OAFE: your #1 source for toy reviews
B u y   t h e   t o y s ,   n o t   t h e   h y p e .

what's new?
reviews
articulation
figuretoons
customs
message board
links
blog
FAQ
accessories
main
Twitter Facebook Google+      


Silverbolt

Transformers Generations
by yo go re

To be a leader, never look back. Also, never look down.

The leader of the Aerialbots forms the core of the team's combined form, Superion, a single-minded force bent only on Decepticon destruction.

That doesn't really tell us anything about Silverbolt, does it? It says more about Superion than Silverbolt, and we're still two limbs shy of needing to worry about that. In Generation 1, Silverbolt was scared of heights. He pretended to be brave, so no one would know about his acrophobia, but it secretly tore him up inside. Optimus Prime made him leader of the Aerialbots so that he'd be more worried about them than himself, and it seemed to work out pretty well.

Silverbolt looked pretty much the same as a toy and in the art: giant and blocky. The toy's head was square, while the art was rectangular, but that's not a huge difference. This new version is more proportional to the body, but still squarer than your dad chaperoning a school dance. If you want to get nitpicky, the eyes sit a little high on the face, but he's a robot: why should he be limited by human anatomy?

He's just as cubist below the neck as he is above. There's not really any sculptural connection between this toy and the one released in 1986, but that's okay. It's mainly the colorscheme that makes this an unmistakable update of Silverbolt. Despite the name, the only silver on him is his face. He's mostly white, but has a big red chestplate, black shoulders, and lots of orange on his arms and legs (taking the place of yellow on the animation model). The sculpt walks a fine line between "detail all over the place" and "too much detail for detail's sake," but comes down on the right side. He may look like a series of stacked rectangles, but all the sculptural flourishes keep him from being dull.

Since Silverbolt is the central part of a combiner, he bears the weight (literally) of holding everything together, so his shoulders and hips have some heavy-duty ratchet joints. He also moves at the head, biceps, elbows, thighs, knees, and ankles. He's armed with a single large blaster patterned after the "Electrostatic Discharger Rifle" the original toy carried, but this one splits into two sections - the back pulls off to become a shield.

Generation 1 Silverbolt's altmode was the Concorde, which would have made him one of the largest Autobots, dwarfed only by the mega-hugeys like Omega Supreme or Metroplex. The Concorde went out of service in 2003, but this is still an STBLDF version of the plane. It's appropriately huge, with a 5¾" wingspan and nearly 9" long.

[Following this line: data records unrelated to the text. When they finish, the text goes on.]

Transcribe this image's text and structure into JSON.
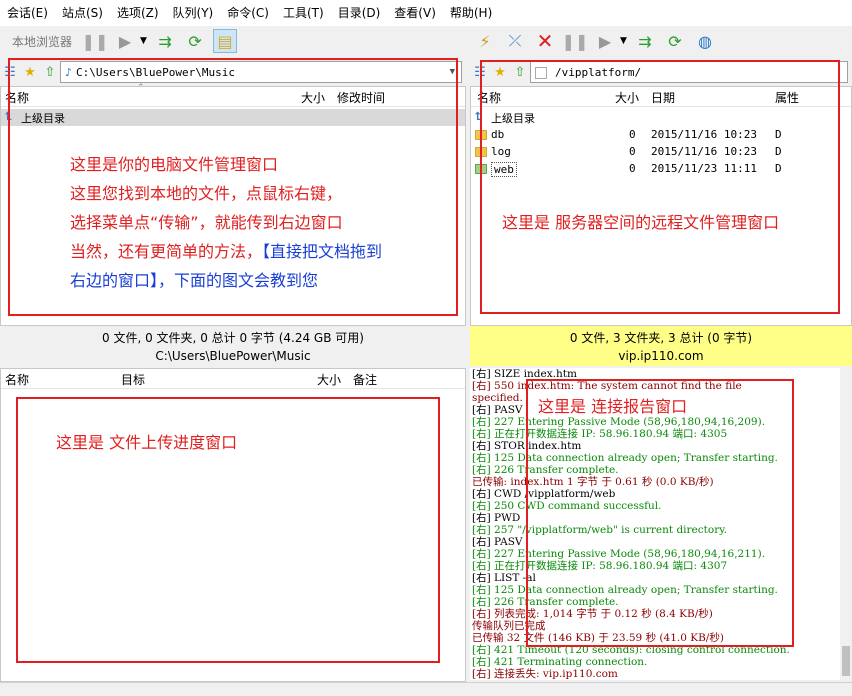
{
  "menu": [
    "会话(E)",
    "站点(S)",
    "选项(Z)",
    "队列(Y)",
    "命令(C)",
    "工具(T)",
    "目录(D)",
    "查看(V)",
    "帮助(H)"
  ],
  "toolbar_left": {
    "label": "本地浏览器"
  },
  "local": {
    "path": "C:\\Users\\BluePower\\Music",
    "cols": {
      "name": "名称",
      "size": "大小",
      "mtime": "修改时间"
    },
    "up": "上级目录",
    "status1": "0 文件, 0 文件夹, 0 总计 0 字节 (4.24 GB 可用)",
    "status2": "C:\\Users\\BluePower\\Music"
  },
  "remote": {
    "path": "/vipplatform/",
    "cols": {
      "name": "名称",
      "size": "大小",
      "date": "日期",
      "attr": "属性"
    },
    "up": "上级目录",
    "rows": [
      {
        "name": "db",
        "size": "0",
        "date": "2015/11/16 10:23",
        "attr": "D"
      },
      {
        "name": "log",
        "size": "0",
        "date": "2015/11/16 10:23",
        "attr": "D"
      },
      {
        "name": "web",
        "size": "0",
        "date": "2015/11/23 11:11",
        "attr": "D"
      }
    ],
    "status1": "0 文件, 3 文件夹, 3 总计 (0 字节)",
    "status2": "vip.ip110.com"
  },
  "queue": {
    "cols": {
      "name": "名称",
      "target": "目标",
      "size": "大小",
      "note": "备注"
    }
  },
  "notes": {
    "local_lines": [
      "这里是你的电脑文件管理窗口",
      "这里您找到本地的文件，点鼠标右键，",
      "选择菜单点“传输”，就能传到右边窗口",
      "当然，还有更简单的方法，"
    ],
    "local_blue_a": "【直接把文档拖到",
    "local_blue_b": "右边的窗口】，下面的图文会教到您",
    "remote": "这里是 服务器空间的远程文件管理窗口",
    "queue": "这里是 文件上传进度窗口",
    "log": "这里是 连接报告窗口"
  },
  "log": [
    {
      "c": "k",
      "t": "[右] SIZE index.htm"
    },
    {
      "c": "d",
      "t": "[右] 550 index.htm: The system cannot find the file"
    },
    {
      "c": "d",
      "t": "specified."
    },
    {
      "c": "k",
      "t": "[右] PASV"
    },
    {
      "c": "g",
      "t": "[右] 227 Entering Passive Mode (58,96,180,94,16,209)."
    },
    {
      "c": "g",
      "t": "[右] 正在打开数据连接 IP: 58.96.180.94 端口: 4305"
    },
    {
      "c": "k",
      "t": "[右] STOR index.htm"
    },
    {
      "c": "g",
      "t": "[右] 125 Data connection already open; Transfer starting."
    },
    {
      "c": "g",
      "t": "[右] 226 Transfer complete."
    },
    {
      "c": "d",
      "t": "已传输: index.htm 1 字节 于 0.61 秒 (0.0 KB/秒)"
    },
    {
      "c": "k",
      "t": "[右] CWD /vipplatform/web"
    },
    {
      "c": "g",
      "t": "[右] 250 CWD command successful."
    },
    {
      "c": "k",
      "t": "[右] PWD"
    },
    {
      "c": "g",
      "t": "[右] 257 \"/vipplatform/web\" is current directory."
    },
    {
      "c": "k",
      "t": "[右] PASV"
    },
    {
      "c": "g",
      "t": "[右] 227 Entering Passive Mode (58,96,180,94,16,211)."
    },
    {
      "c": "g",
      "t": "[右] 正在打开数据连接 IP: 58.96.180.94 端口: 4307"
    },
    {
      "c": "k",
      "t": "[右] LIST -al"
    },
    {
      "c": "g",
      "t": "[右] 125 Data connection already open; Transfer starting."
    },
    {
      "c": "g",
      "t": "[右] 226 Transfer complete."
    },
    {
      "c": "d",
      "t": "[右] 列表完成: 1,014 字节 于 0.12 秒 (8.4 KB/秒)"
    },
    {
      "c": "d",
      "t": "传输队列已完成"
    },
    {
      "c": "d",
      "t": "已传输 32 文件 (146 KB) 于 23.59 秒 (41.0 KB/秒)"
    },
    {
      "c": "g",
      "t": "[右] 421 Timeout (120 seconds): closing control connection."
    },
    {
      "c": "g",
      "t": "[右] 421 Terminating connection."
    },
    {
      "c": "d",
      "t": "[右] 连接丢失: vip.ip110.com"
    }
  ]
}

The old toy was basically the upper shell of a plane with big blatant robot body underneath, and this toy keeps that tradition alive. There's a fold-down landing gear in the front, though none of the wheels really roll. The gun plugs in under the nose, but that blocks the landing gear - good thing there's a faux wheel sculpted on the gun, eh? And mimicking a feature on the real Concorde, the nose can bend down (getting it out of the way so the pilot can see the ground).

By himself, Silverbolt is only a so-so Transformer (which doesn't bode well for the announced Cyclonus repaint), but he's not by himself, is he? He's an Aerialbot, a part of a team, and if you want to build Superion, you're going to need him. He's not bad, he's just really lucky to have four other robots increasing his value.

-- 05/26/15


back what's new? reviews

 
Report an Error 

Discuss this (and everything else) on our message board, the Loafing Lounge!


Entertainment Earth

that exchange rate's a bitch

© 2001 - present, OAFE. All rights reserved.
Need help? Mail Us!